So we’ve had a look at the consumer, but what about the developer? I’ve talked to many a developer, and many agree that Steam is one of the better places to publish your game. Though details vary, Steam charges developers around 30%-40% of the profit made on a game, but this rate is unique for each game published on the platform. It also aids new IPs in the gaming world by providing an easy route for indie developers to release their product. With an understandably low-budget, Steam offers an escape from the terrible percentage takes of other publishers such as XBLA. An astounding example of this can be seen with the indie title “Cthulhu Saves The World”. Shortly after releasing their title on Steam, Zeboyd Games announced “Cthulhu Saves The World” made more money in six days on Steam compared to what the Xbox version made in a year. This easy route, while giving us great titles, has subjected the PC community to some god awful games made by developers looking for an easy buck. Take “Revelations 2012” for example, a game with no redeemable features. How Revelations met the criteria and quality to get into the Steam store is a mystery, and a sad one at that when far better indie games are refused publishing for the same position.

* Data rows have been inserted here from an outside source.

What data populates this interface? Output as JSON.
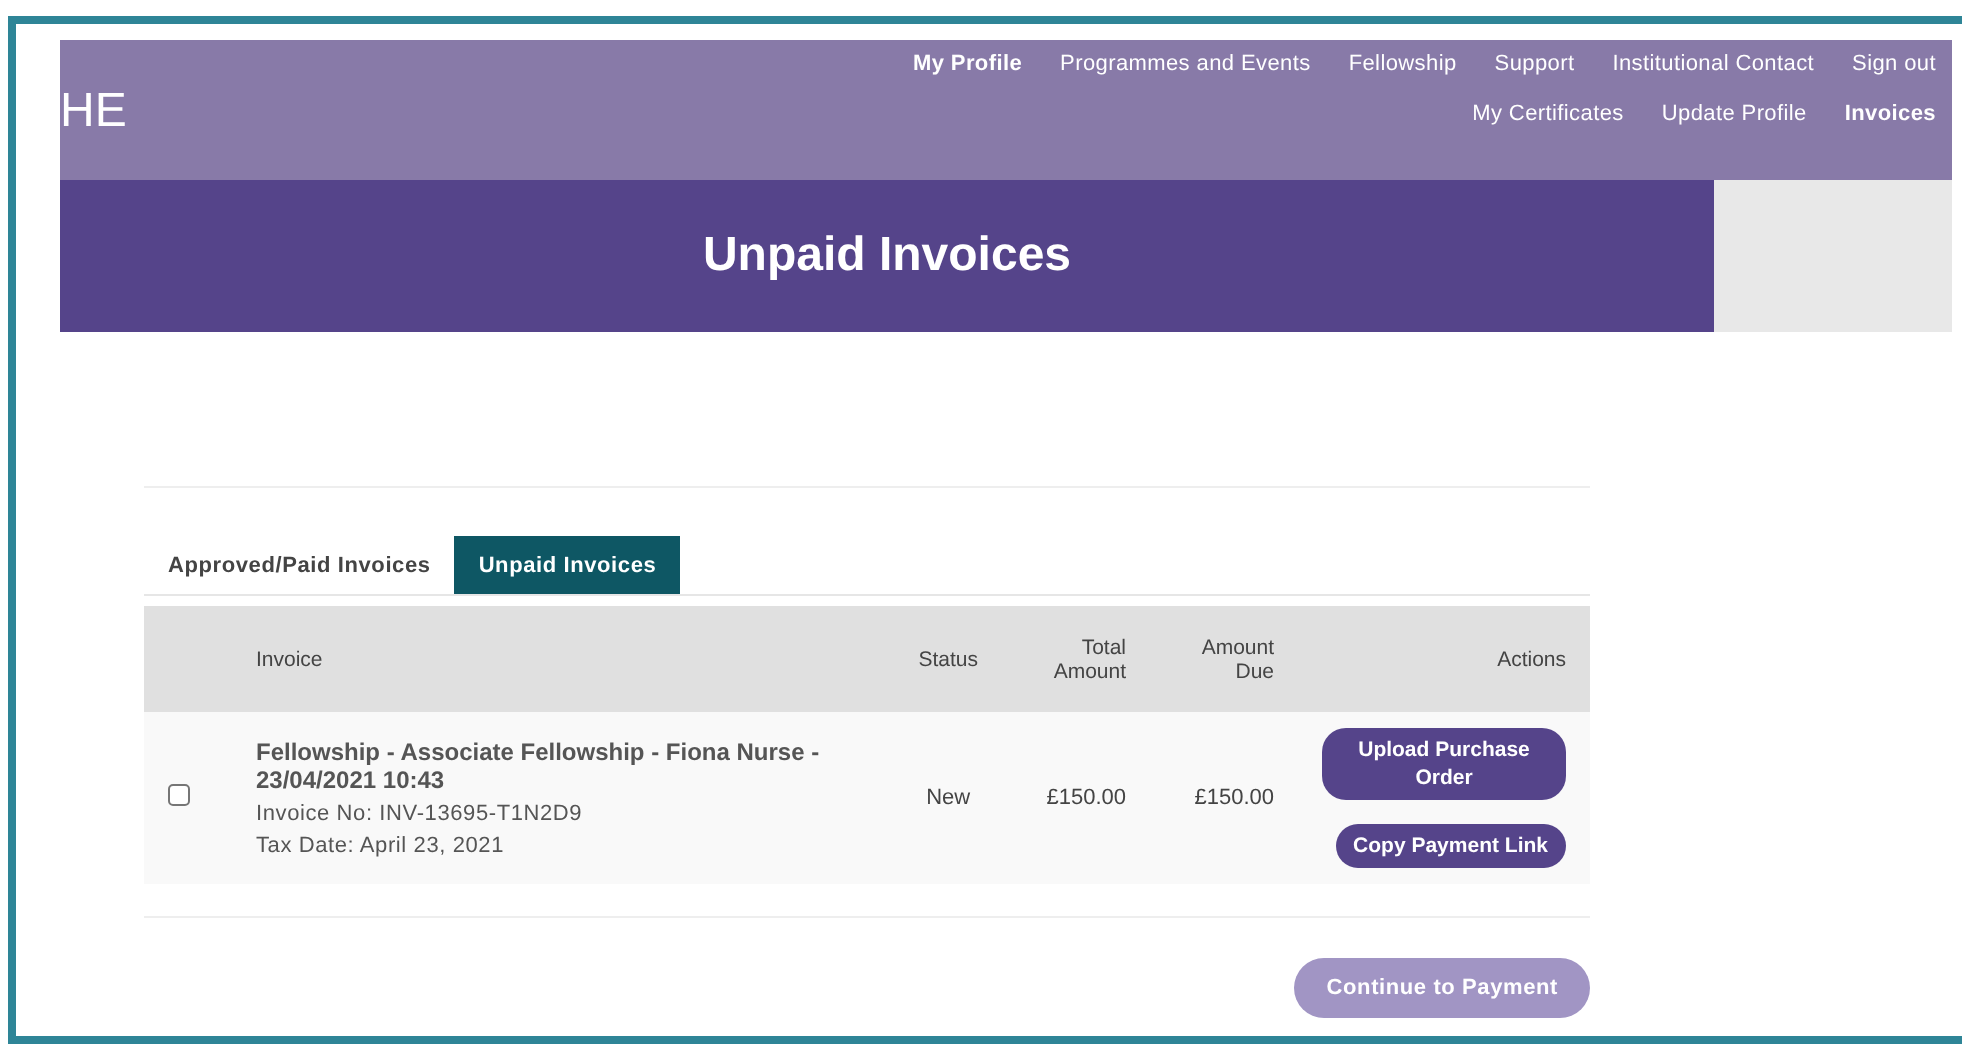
{
  "header": {
    "logo": "HE",
    "nav_primary": [
      {
        "label": "My Profile",
        "selected": true
      },
      {
        "label": "Programmes and Events",
        "selected": false
      },
      {
        "label": "Fellowship",
        "selected": false
      },
      {
        "label": "Support",
        "selected": false
      },
      {
        "label": "Institutional Contact",
        "selected": false
      },
      {
        "label": "Sign out",
        "selected": false
      }
    ],
    "nav_secondary": [
      {
        "label": "My Certificates",
        "selected": false
      },
      {
        "label": "Update Profile",
        "selected": false
      },
      {
        "label": "Invoices",
        "selected": true
      }
    ]
  },
  "banner": {
    "title": "Unpaid Invoices"
  },
  "tabs": [
    {
      "label": "Approved/Paid Invoices",
      "selected": false
    },
    {
      "label": "Unpaid Invoices",
      "selected": true
    }
  ],
  "table": {
    "columns": [
      "Invoice",
      "Status",
      "Total Amount",
      "Amount Due",
      "Actions"
    ],
    "rows": [
      {
        "checked": false,
        "title": "Fellowship - Associate Fellowship - Fiona Nurse - 23/04/2021 10:43",
        "invoice_no": "Invoice No: INV-13695-T1N2D9",
        "tax_date": "Tax Date: April 23, 2021",
        "status": "New",
        "total": "£150.00",
        "due": "£150.00",
        "actions": [
          "Upload Purchase Order",
          "Copy Payment Link"
        ]
      }
    ]
  },
  "continue_button": {
    "label": "Continue to Payment",
    "disabled": true
  }
}
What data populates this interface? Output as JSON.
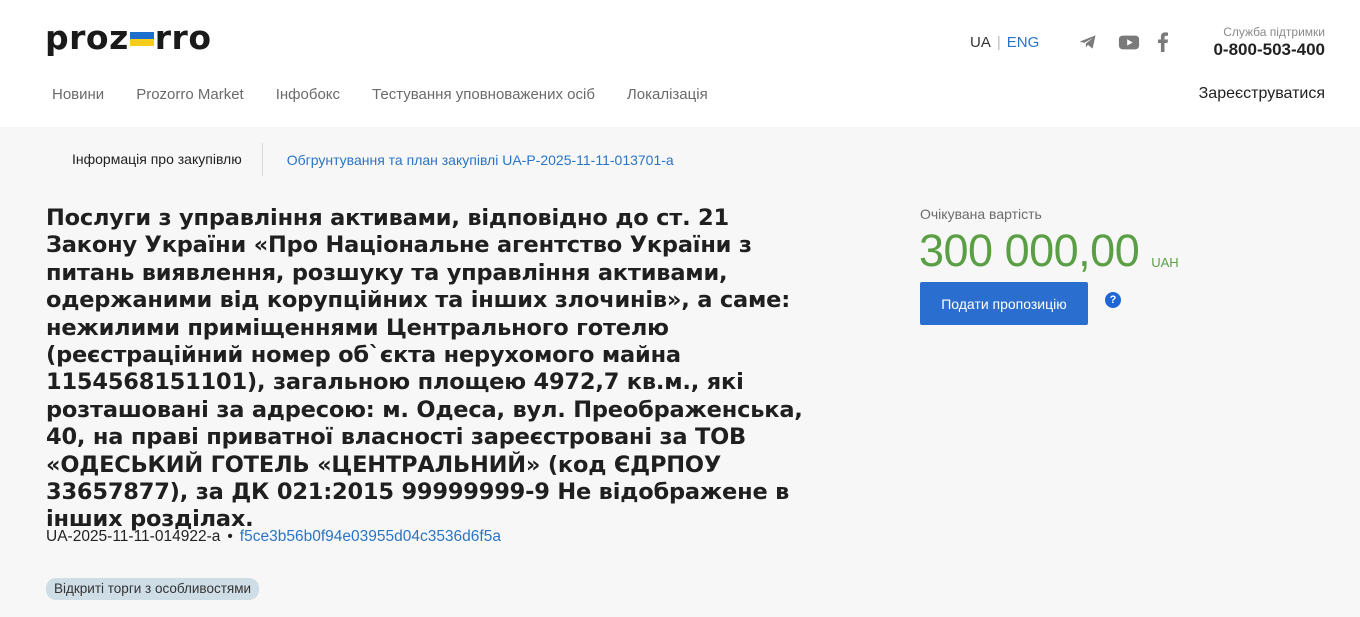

Back to the main question I’ve put forward, is Steam good for the gaming world? Yes. Could it be better? Yes. It’s good for the gaming world as it’s found a position (monopoly or not) which doesn’t require bullying your competitors. Instead, its foundation is built on pleasing the customer who in turn won’t abandon them for a better alternative. Though my earlier point still stands, should Valve decide to significantly lower the quality of their service, their large user base will shift to a better service. For this very reason we’re seeing a lot of “friendly monopoly” companies like Google. Either they adhere to the expected standard or we leave. It’s not that “Steam is a monopoly and monopolies are always bad for customers”; it’s “Steam is the market leader by keeping customer satisfaction high via ease-of-use and low prices”. We put Steam on this pedestal of power for a reason, and should it start to neglect us we can just as easily usurp their place with another platform who will arise to the occasion.